In the next few posts I will tinker with database modelling and reverse-engineering tools. I plan to use: Visio, Visual UML, Erwin, Toad, Oracle Designer, DB Explorer, Squirrel, and maybe some more. A Google search for "database modeling tools" returns quite a list. But, one step at a time; first thing we need is a database.
A few years ago, I put together a simple code repository for one of my Excel VBA projects. The idea was to store separate chunks of code in a database and dynamically assemble the project code as required. The model I chose follows a typical book layout: sentence, paragraph, chapter, book. Originally I designed it in Visual UML — see the diagram — and implemented it in MS SQL Server.
|Entity (Table)||Book Equivalent||Excel VBA Object|
|Snippet||Sentence||Chunk of code, one line minimum|
|Block||Paragraph||Procedure, Function, Comment block|
|Module||Chapter||Code module, Class, Form|
Snippet is a chunk of code, minimum one line, up to a whole procedure. Block has many snippets, one snippet can belong to many blocks. For example, if a block represents a subroutine, a snippet may be 'End Sub'. Block_mm_Snippet is a many-to-many relationship table and also holds the position of a snippet within a block. The Module table represents a code module, a class or a form in VBA. One module can have many blocks, one block can belong to many modules — keep in mind that not all modules have to belong to the same project. A project has many modules, a module can belong to several projects.
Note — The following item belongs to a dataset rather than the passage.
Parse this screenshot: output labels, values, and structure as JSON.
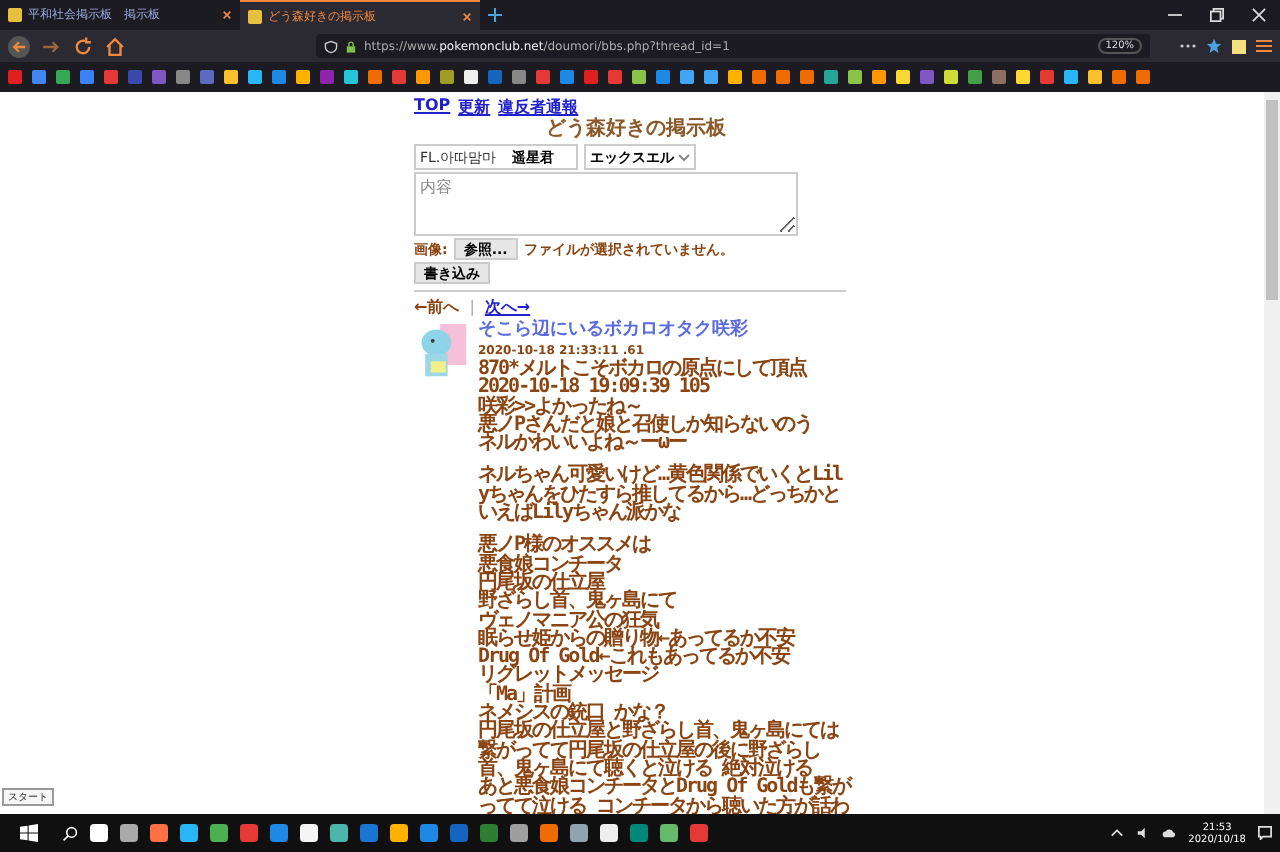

Although it worked fine for me, the model is far from ideal. It is obviously missing a few constraints. Snippet TXT field should be unique, so should relationship keys in Module_mm_Block and Project_mm_Module tables to prevent repeating a procedure within a module, or repeating a module within a project. I could also add version fields to Block, Module, and Project tables. It will be interesting to see how changes can be made in the physical or logical layer in a diagram and deployed back to the existing database.
To be continued.